We also introduced seafood recipe cards about a year ago, and I think they've impacted sales. I know the customer response has been great.
We also make sure our staff is well-trained and able to assist customers with information on cooking options and overall meal preparation.
We also built wine racks under the seafood cases in our new department, which has really helped us cross merchandise the two categories. We sell about five to 10 cases of wine a week, which represents mostly additional sales to our wine department, which is located nearby and features about 3,500 labels.
Customers are always asking about wine, so we try to make sure our seafood staff can recommend a wine or refer the customer to one of our three wine stewards.
Our suppliers are among the best. They provide great point-of-sale materials and have even paid for training trips for our employees.
director, consumer affairs
We have a number of programs that help educate our customers in the art of cooking. They include our cooking school -- which became the country's first supermarket cooking school when we started it 20 years ago -- as well as a quarterly recipe magazine and 30-minute television program.
Our school, which now has locations in four of our 16 stores, becomes more and more popular with each passing year, with attendance averaging about 25,000 a year. Classes are offered every day except Sunday, and include daytime and evening hours.
As you might imagine, we cover a broad culinary range in our schools, with classes covering all types of ethnic and seasonal foods. Our instructors are usually chefs, restaurateurs, cookbook authors, home economists and the like.
The classes provide a great forum for our customers to ask questions and steer the conversation to the areas in which they are most interested, whether it be nutritional information, food safety or complementary dishes or wines.

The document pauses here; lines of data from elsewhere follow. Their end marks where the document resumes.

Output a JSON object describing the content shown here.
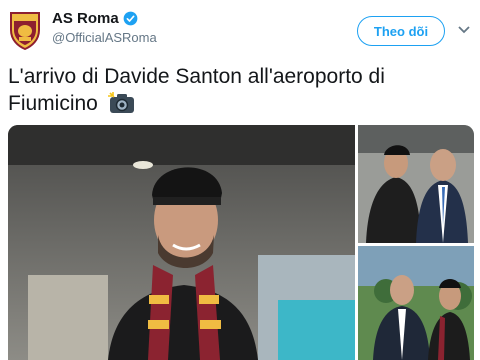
{
  "account": {
    "display_name": "AS Roma",
    "handle": "@OfficialASRoma",
    "verified": true,
    "avatar_icon": "as-roma-crest-icon"
  },
  "actions": {
    "follow_label": "Theo dõi",
    "menu_icon": "chevron-down-icon"
  },
  "tweet": {
    "text": "L'arrivo di Davide Santon all'aeroporto di Fiumicino",
    "emoji_icon": "camera-flash-icon"
  },
  "media": {
    "photos": [
      {
        "description_icon": "photo-main"
      },
      {
        "description_icon": "photo-top-right"
      },
      {
        "description_icon": "photo-bottom-right"
      }
    ]
  },
  "colors": {
    "accent": "#1da1f2",
    "roma_red": "#8e1f2f",
    "roma_gold": "#f0bc42",
    "text": "#14171a",
    "muted": "#657786"
  }
}
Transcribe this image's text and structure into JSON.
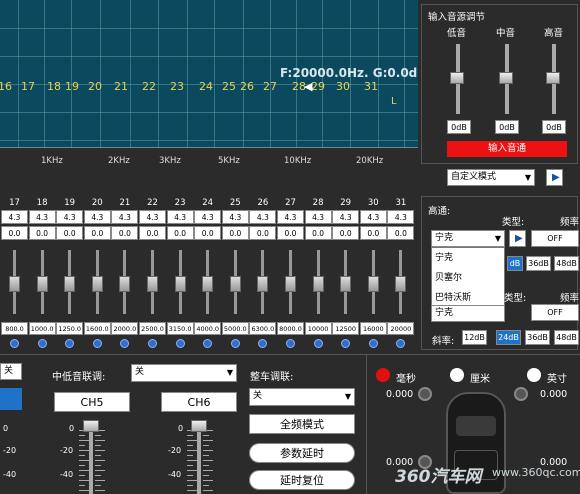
{
  "eq": {
    "bands_visible": [
      "16",
      "17",
      "18",
      "19",
      "20",
      "21",
      "22",
      "23",
      "24",
      "25",
      "26",
      "27",
      "28",
      "29",
      "30",
      "31"
    ],
    "readout": "F:20000.0Hz. G:0.0d",
    "cursor": "◀",
    "channel_marker": "L",
    "freq_axis": [
      "1KHz",
      "2KHz",
      "3KHz",
      "5KHz",
      "10KHz",
      "20KHz"
    ]
  },
  "strip": {
    "bands": [
      {
        "num": "17",
        "gain": "4.3",
        "q": "0.0",
        "freq": "800.0"
      },
      {
        "num": "18",
        "gain": "4.3",
        "q": "0.0",
        "freq": "1000.0"
      },
      {
        "num": "19",
        "gain": "4.3",
        "q": "0.0",
        "freq": "1250.0"
      },
      {
        "num": "20",
        "gain": "4.3",
        "q": "0.0",
        "freq": "1600.0"
      },
      {
        "num": "21",
        "gain": "4.3",
        "q": "0.0",
        "freq": "2000.0"
      },
      {
        "num": "22",
        "gain": "4.3",
        "q": "0.0",
        "freq": "2500.0"
      },
      {
        "num": "23",
        "gain": "4.3",
        "q": "0.0",
        "freq": "3150.0"
      },
      {
        "num": "24",
        "gain": "4.3",
        "q": "0.0",
        "freq": "4000.0"
      },
      {
        "num": "25",
        "gain": "4.3",
        "q": "0.0",
        "freq": "5000.0"
      },
      {
        "num": "26",
        "gain": "4.3",
        "q": "0.0",
        "freq": "6300.0"
      },
      {
        "num": "27",
        "gain": "4.3",
        "q": "0.0",
        "freq": "8000.0"
      },
      {
        "num": "28",
        "gain": "4.3",
        "q": "0.0",
        "freq": "10000"
      },
      {
        "num": "29",
        "gain": "4.3",
        "q": "0.0",
        "freq": "12500"
      },
      {
        "num": "30",
        "gain": "4.3",
        "q": "0.0",
        "freq": "16000"
      },
      {
        "num": "31",
        "gain": "4.3",
        "q": "0.0",
        "freq": "20000"
      }
    ]
  },
  "input_source": {
    "title": "输入音源调节",
    "bass_label": "低音",
    "mid_label": "中音",
    "treble_label": "高音",
    "bass_value": "0dB",
    "mid_value": "0dB",
    "treble_value": "0dB",
    "input_channel_button": "输入音通",
    "mode_select": "自定义模式",
    "mode_arrow": "▶"
  },
  "crossover": {
    "highpass_label": "高通:",
    "type_label": "类型:",
    "freq_label_cut": "频率",
    "type_value": "宁克",
    "freq_value": "OFF",
    "arrow": "▶",
    "options": [
      "宁克",
      "贝塞尔",
      "巴特沃斯"
    ],
    "slopes": [
      "dB",
      "36dB",
      "48dB"
    ],
    "type_label_2": "类型:",
    "freq_label_2": "频率",
    "type_value_2": "宁克",
    "freq_value_2": "OFF",
    "slope_label": "斜率:",
    "slopes_2": [
      "12dB",
      "24dB",
      "36dB",
      "48dB"
    ]
  },
  "bottom": {
    "left_select_value": "关",
    "midlow_label": "中低音联调:",
    "midlow_value": "关",
    "ch5": "CH5",
    "ch6": "CH6",
    "scale": [
      "0",
      "-20",
      "-40"
    ],
    "car_label": "整车调联:",
    "car_value": "关",
    "full_mode": "全频模式",
    "param_delay": "参数延时",
    "delay_reset": "延时复位",
    "unit_ms": "毫秒",
    "unit_cm": "厘米",
    "unit_inch": "英寸",
    "delay_fl": "0.000",
    "delay_fr": "0.000",
    "delay_rl": "0.000",
    "delay_rr": "0.000",
    "watermark": "360汽车网",
    "watermark_url": "www.360qc.com"
  },
  "colors": {
    "graph_bg": "#0b4a5e",
    "band_yellow": "#e8d34a",
    "red_button": "#e01010",
    "select_blue": "#1e73c8"
  }
}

In addition, attendees are given recipes of the dishes covered to take home.
We also produce a 30-minute cooking show called "Everybody Cooks," which airs four times a year on our local, CBS-affiliate station; and we publish a recipe magazine four times a year that includes about 30 mostly seasonal recipes and has a circulation of about 200,000.
In addition to all this, we've also implemented an extensive seafood training program to help educate our department employees.